But particle accelerators also have a big impact on our real lives. Even Christmas wouldn’t be the same without them.
Particle accelerators accelerate the tiny building blocks of matter by using electric fields to speed them up to high velocity/energy. These electric fields are the invisible force field created by charged objects, like static electricity or high voltage equipment.
These devices were initially invented to study what happens when particles collide with each other or with targets. These experiments allowed us to understand the particles themselves, the world around us, and nuclear physics (the study of the atomic nucleus). In itself this knowledge has been vital to the development of many technologies such as MRI scanners in hospitals and nuclear power stations.
There are also medium-sized accelerators that produce intense light or neutrons to allow physicists, biologists and pharmacologists to study materials, viruses, proteins and medicines, leading to countless Nobel prizes and new drugs and vaccines. They are even used by chocolate and ice cream makers to study how to make the tastiest products by using X-rays to look at the formation of different crystal structures and how to avoiding icy or chalky parts.
However, the most common type of particle accelerators are not the big 27km giants but the small industrial and medical accelerators that are all around us.
1. Treating cancer
Particle accelerators play a vital role in modern health care. The isotopes used in PET scanners are normally produced in a particle accelerator, and accelerated electrons are fired onto targets to produce X-rays for radiotherapy and imaging.
In the UK, the NHS is constructing two special radiotherapy centres at Manchester Christie and the University College London hospitals that use protons rather than electrons for radiotherapy, which allow more targeted doses of radiation with less risk to surrounding tissue.
2. Preventing terrorist attacks
The same X-ray sources as used in radiotherapy are also commonly used to boost security at ports and airports. The technology can be used to scan cargo, to ensure that nothing is being smuggled into the country. Due to the size of most cargo, a particle accelerator is needed to produce the high energy X-rays that are required.
By using two different X-ray energies, we can even distinguish between different materials (similar scanning can also be done using neutrons). A new generation of these scanners may also be able to identify emissions from drugs, or explosives when treated with X-rays.
3. Protecting the environment
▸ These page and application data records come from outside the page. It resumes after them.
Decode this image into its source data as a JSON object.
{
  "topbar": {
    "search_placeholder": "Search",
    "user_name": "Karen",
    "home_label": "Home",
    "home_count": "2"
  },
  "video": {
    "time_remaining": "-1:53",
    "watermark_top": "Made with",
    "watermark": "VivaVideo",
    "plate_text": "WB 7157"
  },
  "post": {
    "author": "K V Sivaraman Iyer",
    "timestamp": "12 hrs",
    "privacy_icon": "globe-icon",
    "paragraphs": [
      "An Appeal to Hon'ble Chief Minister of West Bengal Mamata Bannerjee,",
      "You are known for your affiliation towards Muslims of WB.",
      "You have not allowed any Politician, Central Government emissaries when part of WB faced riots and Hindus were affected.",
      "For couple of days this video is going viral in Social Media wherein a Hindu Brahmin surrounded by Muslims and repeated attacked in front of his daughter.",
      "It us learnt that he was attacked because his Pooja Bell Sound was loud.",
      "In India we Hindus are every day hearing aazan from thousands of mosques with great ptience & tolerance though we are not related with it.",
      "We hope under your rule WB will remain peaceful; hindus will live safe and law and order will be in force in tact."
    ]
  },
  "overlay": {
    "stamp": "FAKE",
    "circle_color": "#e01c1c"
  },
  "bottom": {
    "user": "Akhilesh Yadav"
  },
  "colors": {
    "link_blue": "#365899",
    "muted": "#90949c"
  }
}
The X-rays from particle accelerators also have the handy side effect of killing bacteria and insects and this has led to them being used for sterilizing equipment and for treating tobacco, grain or spices to kill any insects, so reducing waste.
They can also be used for breaking down nasty elements in waste water or flue gases to protect the environment.
Craig Kohtz/Flickr, CC BY-NC-ND
4. Making mobile phones
Electrons or X-rays generated from particle accelerators also have a lot of industrial uses. They can be used to activate certain molecules in paint or composite fibers to make it dry faster, this process – called curing – is commonly used in cereal box printing or making aircraft parts. Without curing, companies would need huge warehouses just for storing things while they dried out.
They can also be used to change the color of gemstones, for example an accelerator turns the naturally colorless or brown topaz into the nice blue color normally associated with it. Particle accelerators are also used to implant ions in semiconductors to tailor their behaviour in electronics, such as mobile phone chips.
5. Saving Christmas
One common use for particle accelerators is cross-linking, where the particles are used to break polymer chains in a material so they recombine in a stronger configuration. This is commonly used to make the plastic in electrical cables heat-resistant or to make shrink wrap for keeping your Christmas turkey fresh.
The plastic is stretched and then placed in an electron beam so that when it is heated it shrinks back to its original size. This provides a strong and tight wrapping, protecting your turkey from nasty bacteria.
Graeme Burt, Senior lecturer in engineering, Lancaster University. This article was originally published on The Conversation. Read the original article. Top image: Los Alamos National Laboratory, CC BY-NC-ND